But here’s a few images the poster reminds me of..

Sharbat Gula’s piercing green eyes in Steve McCurry’s famous photograph for National Geographic.


The extreme contrasts of blacks and creams in William Turner’s ‘The Shipwreck’

And Lucien Freud’s portraits, especially the shadows on the person’s face.

Christina Perri: Avril Lavigne for the Twilight Generation

Rating: * /5

I have managed not to hear any of Christina Perri’s music, but I have heard Avril Lavigne and Paramore so I figure if imagine playing both of them simultaneously, I could get quite close.

She is pictured here holding with jar of blood, or rather cool-aid, lending a new meaning to drinking their own cool aid since teens and pre-teens seem to be lapping it up as her album is now #18 in the Billboard chart. There’s not much to analysis here, except for the singer’s appearance and clothing choice, but I’m sure that’s intentional.. And sure why wouldn’t just focus on her image? Look at her pretty convincing punk hairstyle with its casual blonde streak. She clearly knows how to rock.

The typeface choice is a slightly distorted version of courier. Courier has become common among designer attempting to have a “punk” or “alternative” aesthetic, since it looks the most like a typewriter, an now relatively unknown archaic object used by early zine writers. The font itself has also been worn to create the illusion of D.I.Y. album, one that these were all individually handcrafted by friends and fans. (They most certainly were not.)

If the music is half as recycled as the album’s aesthetic, and I’m guessing it is, then this really isn’t worth a listen.

Seeing Double
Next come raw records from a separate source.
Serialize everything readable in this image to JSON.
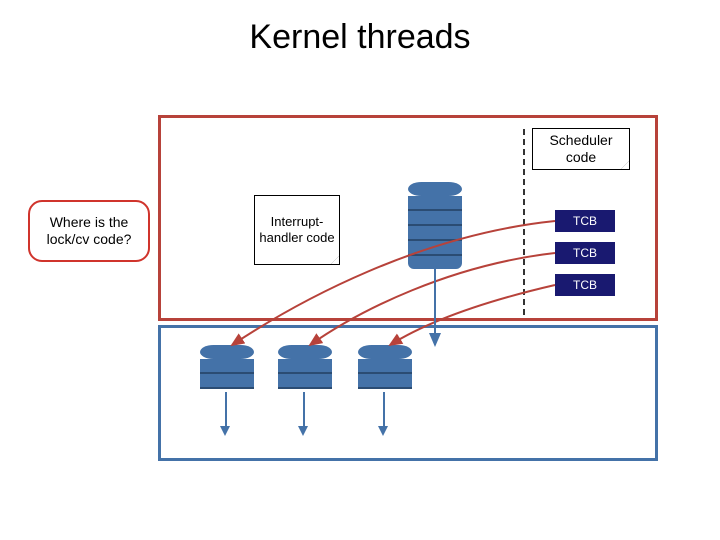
{
  "title": "Kernel threads",
  "callout_text": "Where is the lock/cv code?",
  "scheduler_note": "Scheduler code",
  "interrupt_note": "Interrupt-handler code",
  "tcb": {
    "a": "TCB",
    "b": "TCB",
    "c": "TCB"
  },
  "colors": {
    "kernel_border": "#b7423a",
    "user_border": "#4472a8",
    "stack_fill": "#4472a8",
    "tcb_fill": "#191970",
    "callout_border": "#d0342c"
  }
}
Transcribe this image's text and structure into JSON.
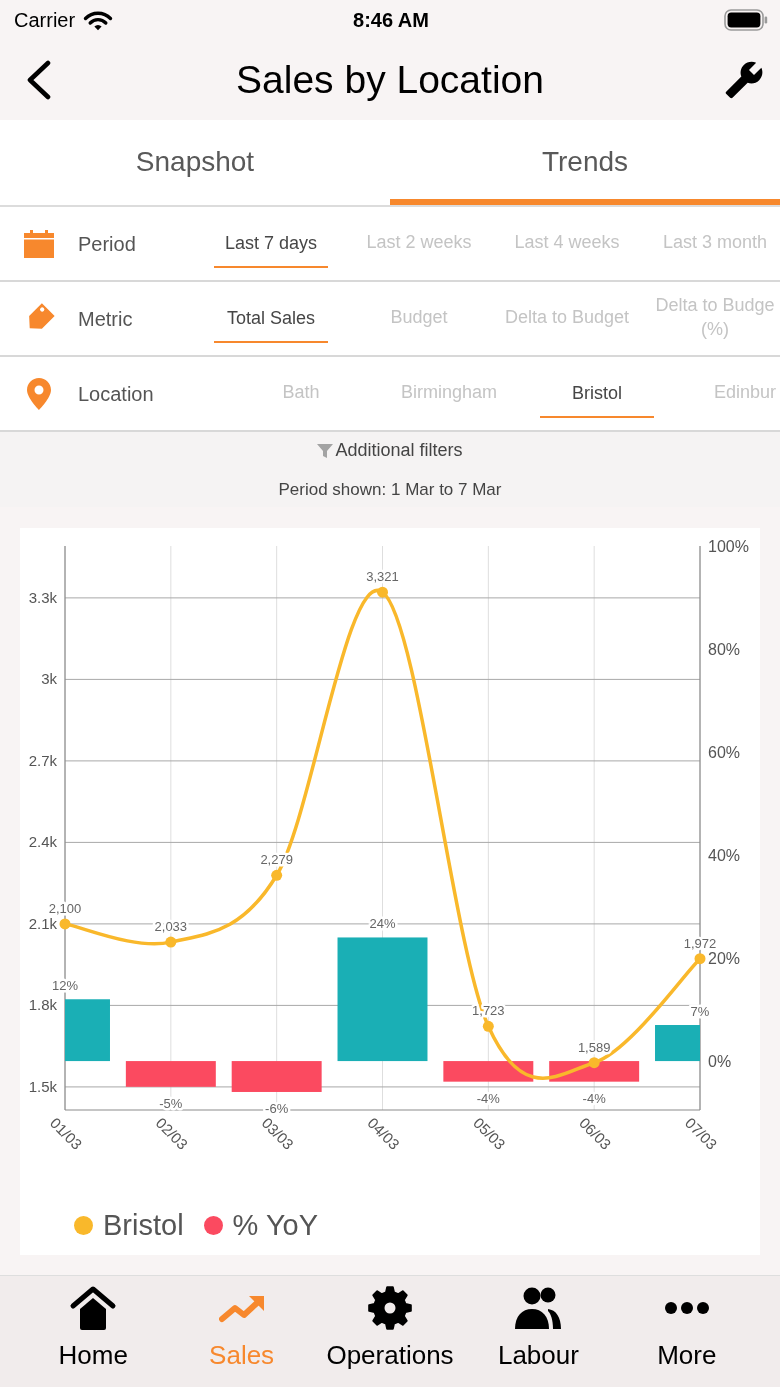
{
  "status_bar": {
    "carrier": "Carrier",
    "time": "8:46 AM"
  },
  "nav_bar": {
    "title": "Sales by Location"
  },
  "tabs": [
    {
      "label": "Snapshot",
      "selected": false
    },
    {
      "label": "Trends",
      "selected": true
    }
  ],
  "filters": [
    {
      "label": "Period",
      "options": [
        {
          "label": "Last 7 days",
          "selected": true
        },
        {
          "label": "Last 2 weeks",
          "selected": false
        },
        {
          "label": "Last 4 weeks",
          "selected": false
        },
        {
          "label": "Last 3 month",
          "selected": false
        }
      ]
    },
    {
      "label": "Metric",
      "options": [
        {
          "label": "Total Sales",
          "selected": true
        },
        {
          "label": "Budget",
          "selected": false
        },
        {
          "label": "Delta to Budget",
          "selected": false
        },
        {
          "label": "Delta to Budge (%)",
          "selected": false
        }
      ]
    },
    {
      "label": "Location",
      "options": [
        {
          "label": "Bath",
          "selected": false
        },
        {
          "label": "Birmingham",
          "selected": false
        },
        {
          "label": "Bristol",
          "selected": true
        },
        {
          "label": "Edinbur",
          "selected": false
        }
      ]
    }
  ],
  "additional_filters": {
    "label": "Additional filters"
  },
  "period_shown": "Period shown: 1 Mar to 7 Mar",
  "chart": {
    "chart_data": {
      "type": "bar",
      "categories": [
        "01/03",
        "02/03",
        "03/03",
        "04/03",
        "05/03",
        "06/03",
        "07/03"
      ],
      "ylim": [
        1415,
        3491
      ],
      "yticks": [
        {
          "value": 1500,
          "label": "1.5k"
        },
        {
          "value": 1800,
          "label": "1.8k"
        },
        {
          "value": 2100,
          "label": "2.1k"
        },
        {
          "value": 2400,
          "label": "2.4k"
        },
        {
          "value": 2700,
          "label": "2.7k"
        },
        {
          "value": 3000,
          "label": "3k"
        },
        {
          "value": 3300,
          "label": "3.3k"
        }
      ],
      "y2lim": [
        -9.5,
        100
      ],
      "y2ticks": [
        {
          "value": 0,
          "label": "0%"
        },
        {
          "value": 20,
          "label": "20%"
        },
        {
          "value": 40,
          "label": "40%"
        },
        {
          "value": 60,
          "label": "60%"
        },
        {
          "value": 80,
          "label": "80%"
        },
        {
          "value": 100,
          "label": "100%"
        }
      ],
      "grid": true,
      "legend": "bottom",
      "data_labels": true,
      "series": [
        {
          "name": "Bristol",
          "type": "line",
          "marker": "circle",
          "color": "#f9b82b",
          "values": [
            2100,
            2033,
            2279,
            3321,
            1723,
            1589,
            1972
          ],
          "value_labels": [
            "2,100",
            "2,033",
            "2,279",
            "3,321",
            "1,723",
            "1,589",
            "1,972"
          ]
        },
        {
          "name": "% YoY",
          "type": "bar",
          "axis": "y2",
          "color": "#fb4a60",
          "colors": [
            "#1aafb5",
            "#fb4a60",
            "#fb4a60",
            "#1aafb5",
            "#fb4a60",
            "#fb4a60",
            "#1aafb5"
          ],
          "values": [
            12,
            -5,
            -6,
            24,
            -4,
            -4,
            7
          ],
          "value_labels": [
            "12%",
            "-5%",
            "-6%",
            "24%",
            "-4%",
            "-4%",
            "7%"
          ]
        }
      ]
    }
  },
  "bottom_tabs": [
    {
      "label": "Home",
      "selected": false
    },
    {
      "label": "Sales",
      "selected": true
    },
    {
      "label": "Operations",
      "selected": false
    },
    {
      "label": "Labour",
      "selected": false
    },
    {
      "label": "More",
      "selected": false
    }
  ]
}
I’ve noticed that so many magazines are now doing double covers. It makes sense: with many magazines struggling to stay afloat, publishers and designers are experimenting with new ways to keep their magazine successful, from iPad apps, to charging for their online content, to these double covers. A double cover, er, doubles the chances grabbing a potential buyer’s interest.

The current issue of LOVE has both Kate Moss and Justin Bieber on the cover – haven’t caught Bieber fever yet? Well, surely you must still love Moss. It also offers the opportunity to post twice as many cover stories, without cluttering the front paper. More into London’s electronic music scene than Pittsburg hip-hop? Well, still pick up a copy of Fader’s Spring Style issue because they’re featuring both!
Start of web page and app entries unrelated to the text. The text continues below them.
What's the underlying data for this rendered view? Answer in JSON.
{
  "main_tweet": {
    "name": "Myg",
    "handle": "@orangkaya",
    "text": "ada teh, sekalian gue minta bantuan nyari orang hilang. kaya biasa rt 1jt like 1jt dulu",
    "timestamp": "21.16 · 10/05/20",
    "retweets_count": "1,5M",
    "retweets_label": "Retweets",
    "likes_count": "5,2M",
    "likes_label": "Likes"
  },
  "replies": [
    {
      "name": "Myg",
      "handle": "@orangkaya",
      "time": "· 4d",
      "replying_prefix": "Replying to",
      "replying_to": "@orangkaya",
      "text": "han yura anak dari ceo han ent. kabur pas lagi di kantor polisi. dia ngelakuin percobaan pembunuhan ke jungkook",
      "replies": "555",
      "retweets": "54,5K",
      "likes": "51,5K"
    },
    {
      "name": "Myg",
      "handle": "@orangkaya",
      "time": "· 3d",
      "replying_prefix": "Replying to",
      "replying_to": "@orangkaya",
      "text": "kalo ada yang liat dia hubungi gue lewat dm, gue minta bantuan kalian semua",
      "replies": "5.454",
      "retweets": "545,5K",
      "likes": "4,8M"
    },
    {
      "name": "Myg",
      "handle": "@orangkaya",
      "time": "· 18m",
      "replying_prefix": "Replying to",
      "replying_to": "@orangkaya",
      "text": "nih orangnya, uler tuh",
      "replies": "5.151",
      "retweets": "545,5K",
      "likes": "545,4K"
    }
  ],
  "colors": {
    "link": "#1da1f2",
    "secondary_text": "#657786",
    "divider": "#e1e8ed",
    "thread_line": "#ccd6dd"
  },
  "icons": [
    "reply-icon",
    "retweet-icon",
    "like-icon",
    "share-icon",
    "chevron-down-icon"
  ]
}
Generally in stores, more than one copy is exposed at a time. But this may be less effective in the many small bodegas dotted along NYC’s busy streets, where usually only one copy of each magazine faces forward. I wonder are publishers losing a lot of revenue by not having an advertisement on the back of the magazine anymore.. Hopefully the increased sales will pay off. I love a good magazine so I hope all these new initiatives work!

The Plague, destroyed
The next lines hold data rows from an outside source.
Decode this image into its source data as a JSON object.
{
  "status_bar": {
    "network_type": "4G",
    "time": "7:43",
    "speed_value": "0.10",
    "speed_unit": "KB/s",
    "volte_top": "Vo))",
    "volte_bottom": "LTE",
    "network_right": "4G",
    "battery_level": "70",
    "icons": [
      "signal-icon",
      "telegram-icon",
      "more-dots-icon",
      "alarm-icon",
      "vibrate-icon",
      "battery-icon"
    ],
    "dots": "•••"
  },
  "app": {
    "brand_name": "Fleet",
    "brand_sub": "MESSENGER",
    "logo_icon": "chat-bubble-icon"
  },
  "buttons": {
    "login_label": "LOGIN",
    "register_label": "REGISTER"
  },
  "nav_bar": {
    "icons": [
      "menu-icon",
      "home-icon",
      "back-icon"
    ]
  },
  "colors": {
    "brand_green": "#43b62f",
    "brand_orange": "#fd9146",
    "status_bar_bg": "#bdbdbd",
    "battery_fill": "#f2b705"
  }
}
Most of the time I don’t like when book covers get ruined or destroyed, but there is something eerily beautiful about this cover of ‘The Plague’ by Albert Camus. There’s such a huge amount of fake “worn” book covers, usually created with photoshop filters to make it look more smudged, worn or scratched, but this is the real deal and it’d be hard to fake. This worn quality of the book makes it look even more interesting, textural and exciting: “a perfect achievement” indeed.

This book has been used over and over again to the point of near-destruction, but at least it’s been loved, hated and used. I like it more than a pristine design coffee table book that nobody ever opens for fear or ruining it.

Worst Poster of the Year (decade?): X-Men First Class

Rating: absolutely nothing/ 5

So judging my the posters, the new X-Men movie – X-Men First class – is going to be the worst movie ever made…

Just a pure silhouette would have been much more successful, albeit a bit boring. Why is there a odd floating head that was clearly photoshopped by an 10 year old? I have great respect for James Mc Avoy as an actor, but I suspect I may imagine his floating head from now on when I see him in a movie.

I really can’t quite get my head around these posters. I’m really hoping, for the sake of all graphic designers, that these are actually some kind of bizarre promotional prank to get online attention.. Alas, no dice.. I googled..

The floating head reminds me of this a bit..